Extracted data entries
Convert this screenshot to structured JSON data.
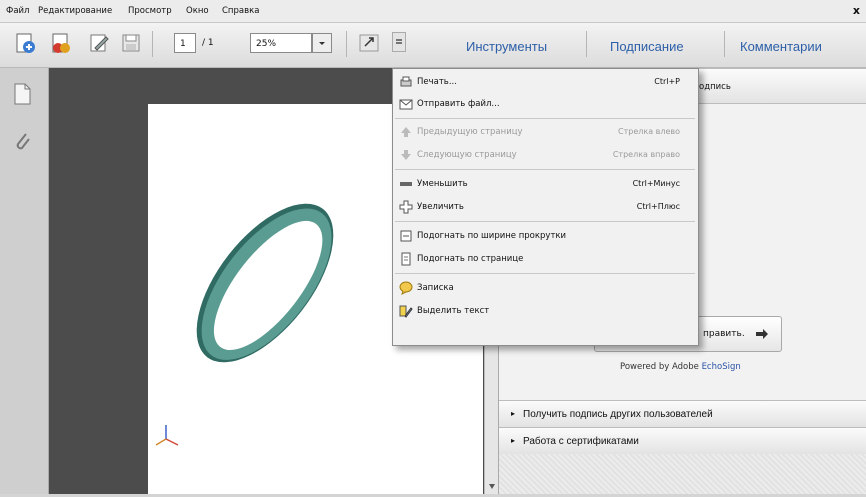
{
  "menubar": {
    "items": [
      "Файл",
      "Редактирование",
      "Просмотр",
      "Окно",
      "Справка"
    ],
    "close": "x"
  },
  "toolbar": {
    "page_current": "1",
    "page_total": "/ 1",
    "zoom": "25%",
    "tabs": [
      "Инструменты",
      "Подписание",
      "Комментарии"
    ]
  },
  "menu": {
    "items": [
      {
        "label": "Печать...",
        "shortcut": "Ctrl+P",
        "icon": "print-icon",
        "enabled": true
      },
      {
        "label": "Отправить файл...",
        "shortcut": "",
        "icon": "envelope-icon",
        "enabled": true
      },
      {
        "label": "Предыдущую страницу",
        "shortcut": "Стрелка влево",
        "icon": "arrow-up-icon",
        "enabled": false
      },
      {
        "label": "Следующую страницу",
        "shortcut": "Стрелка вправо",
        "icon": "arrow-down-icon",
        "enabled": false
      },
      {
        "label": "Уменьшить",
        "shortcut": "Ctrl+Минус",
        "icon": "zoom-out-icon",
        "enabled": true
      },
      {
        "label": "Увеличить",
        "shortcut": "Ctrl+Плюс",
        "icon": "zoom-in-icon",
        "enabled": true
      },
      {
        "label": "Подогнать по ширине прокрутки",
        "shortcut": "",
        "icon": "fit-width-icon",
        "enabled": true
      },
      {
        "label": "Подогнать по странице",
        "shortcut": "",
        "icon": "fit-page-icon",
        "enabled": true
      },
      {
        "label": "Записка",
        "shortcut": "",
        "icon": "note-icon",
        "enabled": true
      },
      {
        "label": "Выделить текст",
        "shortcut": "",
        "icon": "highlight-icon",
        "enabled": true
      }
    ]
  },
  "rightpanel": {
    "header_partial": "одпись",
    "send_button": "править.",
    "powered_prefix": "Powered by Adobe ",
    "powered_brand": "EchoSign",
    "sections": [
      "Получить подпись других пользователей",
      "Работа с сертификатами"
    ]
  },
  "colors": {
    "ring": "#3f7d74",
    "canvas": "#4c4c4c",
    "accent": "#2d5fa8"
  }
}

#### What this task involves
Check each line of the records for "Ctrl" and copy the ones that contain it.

#### Answer to this problem
        "shortcut": "Ctrl+P",
        "shortcut": "Ctrl+Минус",
        "shortcut": "Ctrl+Плюс",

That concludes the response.